Content starts
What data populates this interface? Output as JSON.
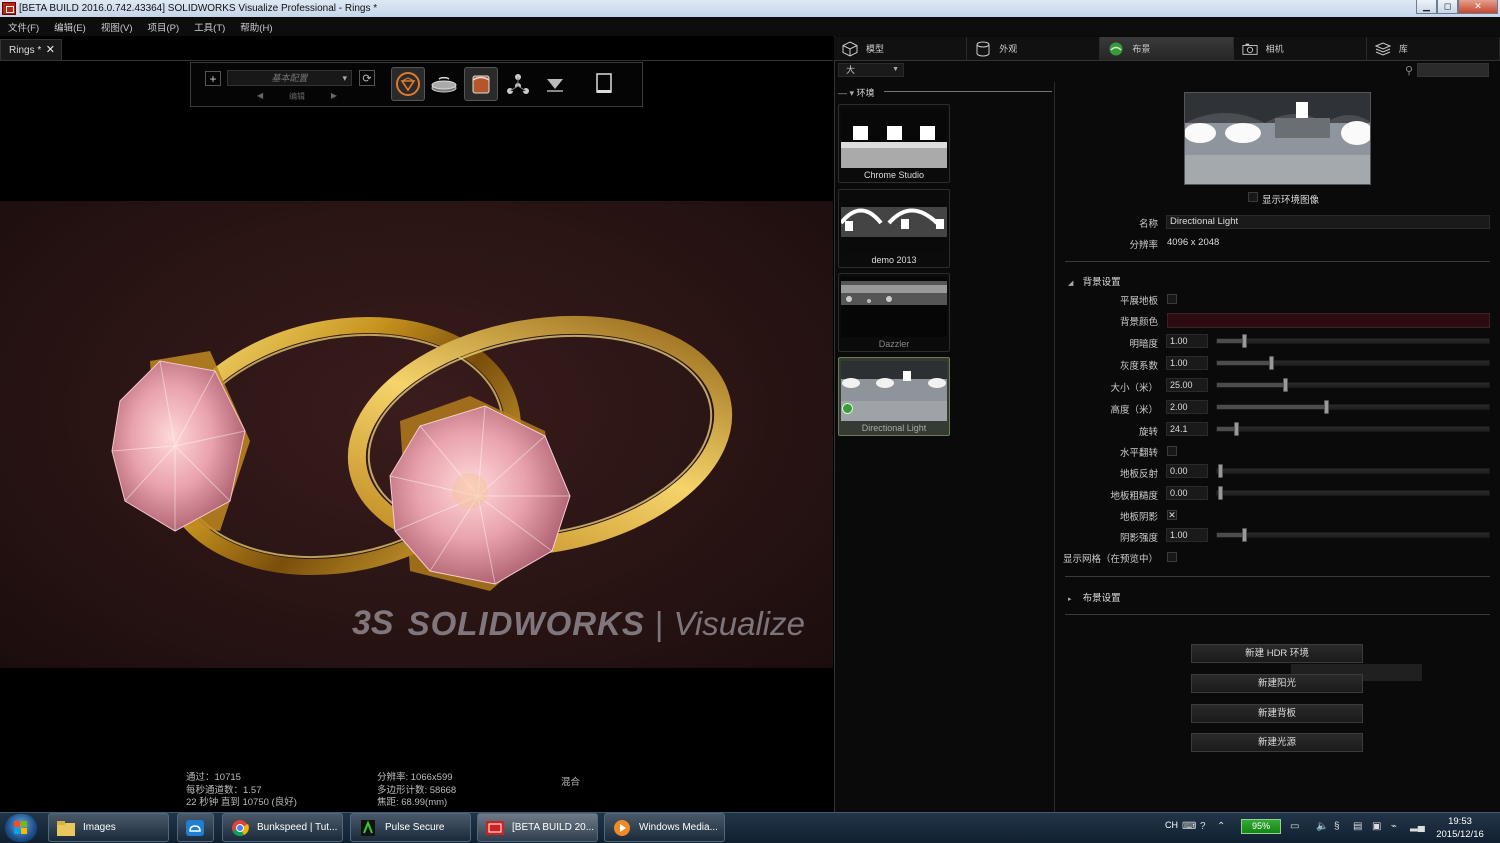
{
  "window": {
    "title": "[BETA BUILD 2016.0.742.43364] SOLIDWORKS Visualize Professional - Rings *",
    "min": "▁",
    "max": "◻",
    "close": "✕"
  },
  "menu": [
    "文件(F)",
    "编辑(E)",
    "视图(V)",
    "项目(P)",
    "工具(T)",
    "帮助(H)"
  ],
  "doc_tab": {
    "label": "Rings *",
    "close": "✕"
  },
  "toolbar": {
    "add": "+",
    "config": "基本配置",
    "edit": "编辑",
    "prev": "◀",
    "next": "▶"
  },
  "watermark": {
    "brand": "SOLIDWORKS",
    "separator": "|",
    "product": "Visualize"
  },
  "status": {
    "col1": [
      "通过：10715",
      "每秒通道数：1.57",
      "22 秒钟 直到 10750 (良好)"
    ],
    "col2": [
      "分辨率: 1066x599",
      "多边形计数: 58668",
      "焦距: 68.99(mm)"
    ],
    "col3": "混合"
  },
  "tabs": [
    {
      "label": "模型",
      "icon": "cube-icon"
    },
    {
      "label": "外观",
      "icon": "cylinder-icon"
    },
    {
      "label": "布景",
      "icon": "scene-icon",
      "active": true
    },
    {
      "label": "相机",
      "icon": "camera-icon"
    },
    {
      "label": "库",
      "icon": "library-icon"
    }
  ],
  "size_select": "大",
  "environment": {
    "heading": "环境",
    "items": [
      "Chrome Studio",
      "demo 2013",
      "Dazzler",
      "Directional Light"
    ]
  },
  "props": {
    "show_env_image": "显示环境图像",
    "name_label": "名称",
    "name_value": "Directional Light",
    "res_label": "分辨率",
    "res_value": "4096 x 2048",
    "bg_section": "背景设置",
    "flat_floor": "平展地板",
    "bg_color_label": "背景颜色",
    "bg_color": "#2d0c10",
    "brightness": {
      "label": "明暗度",
      "value": "1.00"
    },
    "gamma": {
      "label": "灰度系数",
      "value": "1.00"
    },
    "size": {
      "label": "大小（米）",
      "value": "25.00"
    },
    "height": {
      "label": "高度（米）",
      "value": "2.00"
    },
    "rotation": {
      "label": "旋转",
      "value": "24.1"
    },
    "hflip": "水平翻转",
    "floor_reflect": {
      "label": "地板反射",
      "value": "0.00"
    },
    "floor_rough": {
      "label": "地板粗糙度",
      "value": "0.00"
    },
    "floor_shadow": "地板阴影",
    "shadow_strength": {
      "label": "阴影强度",
      "value": "1.00"
    },
    "show_grid": "显示网格（在预览中）",
    "layout_section": "布景设置"
  },
  "buttons": [
    "新建 HDR 环境",
    "新建阳光",
    "新建背板",
    "新建光源"
  ],
  "taskbar": {
    "items": [
      "Images",
      "",
      "Bunkspeed | Tut...",
      "Pulse Secure",
      "[BETA BUILD 20...",
      "Windows Media..."
    ],
    "lang": "CH",
    "battery": "95%",
    "time": "19:53",
    "date": "2015/12/16"
  },
  "colors": {
    "accent_tab": "#2e2e2e",
    "scene_green": "#4caf50",
    "gold": "#c9a12a",
    "gem_pink": "#e8a7b0"
  }
}
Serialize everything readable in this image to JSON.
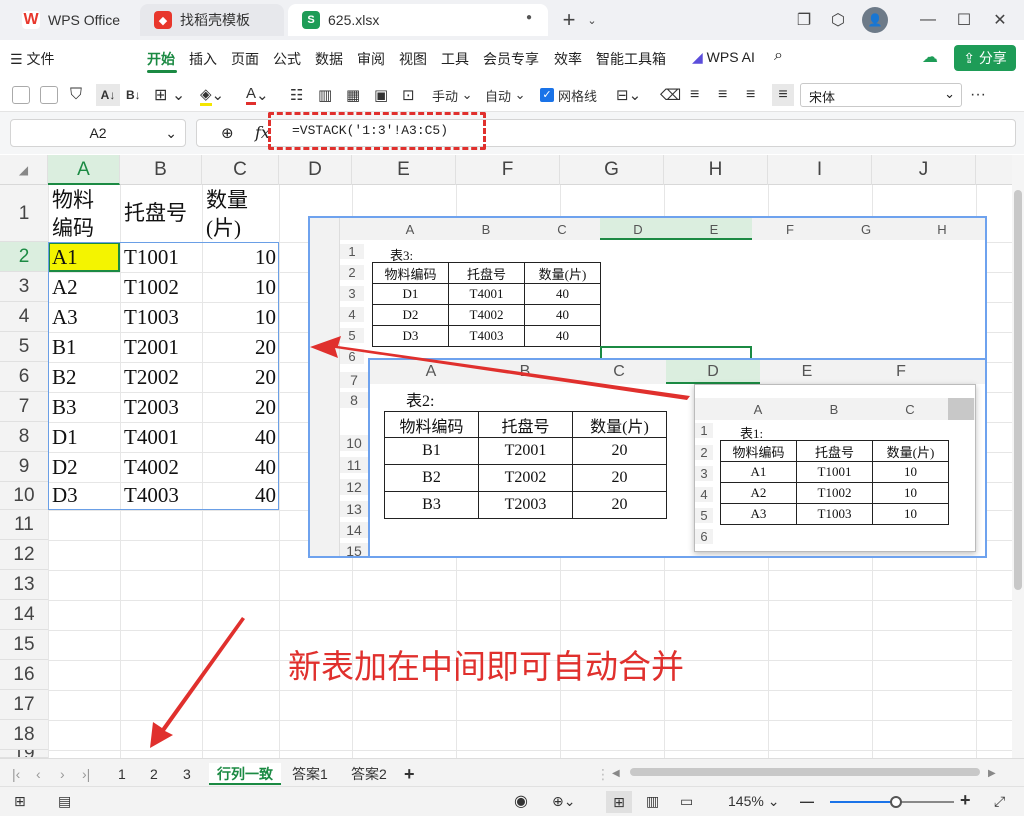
{
  "titlebar": {
    "tabs": [
      {
        "label": "WPS Office",
        "icon": "wps-logo-icon",
        "color": "#e8372c"
      },
      {
        "label": "找稻壳模板",
        "icon": "docer-icon",
        "color": "#e8372c"
      },
      {
        "label": "625.xlsx",
        "icon": "spreadsheet-s-icon",
        "color": "#1e9c57"
      }
    ]
  },
  "menu": {
    "file": "文件",
    "items": [
      "开始",
      "插入",
      "页面",
      "公式",
      "数据",
      "审阅",
      "视图",
      "工具",
      "会员专享",
      "效率",
      "智能工具箱"
    ],
    "wps_ai": "WPS AI",
    "share": "分享"
  },
  "toolbar": {
    "manual": "手动",
    "auto": "自动",
    "gridlines": "网格线",
    "font": "宋体"
  },
  "formula": {
    "namebox": "A2",
    "fx": "fx",
    "text": "=VSTACK('1:3'!A3:C5)"
  },
  "grid": {
    "columns": [
      "A",
      "B",
      "C",
      "D",
      "E",
      "F",
      "G",
      "H",
      "I",
      "J"
    ],
    "rows": [
      "1",
      "2",
      "3",
      "4",
      "5",
      "6",
      "7",
      "8",
      "9",
      "10",
      "11",
      "12",
      "13",
      "14",
      "15",
      "16",
      "17",
      "18",
      "19"
    ],
    "header": [
      "物料",
      "编码",
      "托盘号",
      "数量",
      "(片)"
    ],
    "data": [
      [
        "A1",
        "T1001",
        "10"
      ],
      [
        "A2",
        "T1002",
        "10"
      ],
      [
        "A3",
        "T1003",
        "10"
      ],
      [
        "B1",
        "T2001",
        "20"
      ],
      [
        "B2",
        "T2002",
        "20"
      ],
      [
        "B3",
        "T2003",
        "20"
      ],
      [
        "D1",
        "T4001",
        "40"
      ],
      [
        "D2",
        "T4002",
        "40"
      ],
      [
        "D3",
        "T4003",
        "40"
      ]
    ]
  },
  "embedded": {
    "sheet3": {
      "cols": [
        "A",
        "B",
        "C",
        "D",
        "E",
        "F",
        "G",
        "H"
      ],
      "rows": [
        "1",
        "2",
        "3",
        "4",
        "5",
        "6"
      ],
      "title": "表3:",
      "header": [
        "物料编码",
        "托盘号",
        "数量(片)"
      ],
      "data": [
        [
          "D1",
          "T4001",
          "40"
        ],
        [
          "D2",
          "T4002",
          "40"
        ],
        [
          "D3",
          "T4003",
          "40"
        ]
      ]
    },
    "sheet2": {
      "cols": [
        "A",
        "B",
        "C",
        "D",
        "E",
        "F"
      ],
      "rows": [
        "7",
        "8",
        "10",
        "11",
        "12",
        "13",
        "14",
        "15"
      ],
      "title": "表2:",
      "header": [
        "物料编码",
        "托盘号",
        "数量(片)"
      ],
      "data": [
        [
          "B1",
          "T2001",
          "20"
        ],
        [
          "B2",
          "T2002",
          "20"
        ],
        [
          "B3",
          "T2003",
          "20"
        ]
      ]
    },
    "sheet1": {
      "cols": [
        "A",
        "B",
        "C"
      ],
      "rows": [
        "1",
        "2",
        "3",
        "4",
        "5",
        "6"
      ],
      "title": "表1:",
      "header": [
        "物料编码",
        "托盘号",
        "数量(片)"
      ],
      "data": [
        [
          "A1",
          "T1001",
          "10"
        ],
        [
          "A2",
          "T1002",
          "10"
        ],
        [
          "A3",
          "T1003",
          "10"
        ]
      ]
    }
  },
  "annotation": "新表加在中间即可自动合并",
  "sheets": [
    "1",
    "2",
    "3",
    "行列一致",
    "答案1",
    "答案2"
  ],
  "status": {
    "zoom": "145%"
  },
  "colors": {
    "accent": "#1b8a43",
    "annotation": "#e0302d",
    "highlight": "#f4f400"
  }
}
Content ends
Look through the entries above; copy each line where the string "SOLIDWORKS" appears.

## SOLUTION FOR THIS EXERCISE
    "title": "[BETA BUILD 2016.0.742.43364] SOLIDWORKS Visualize Professional - Rings *",
    "brand": "SOLIDWORKS",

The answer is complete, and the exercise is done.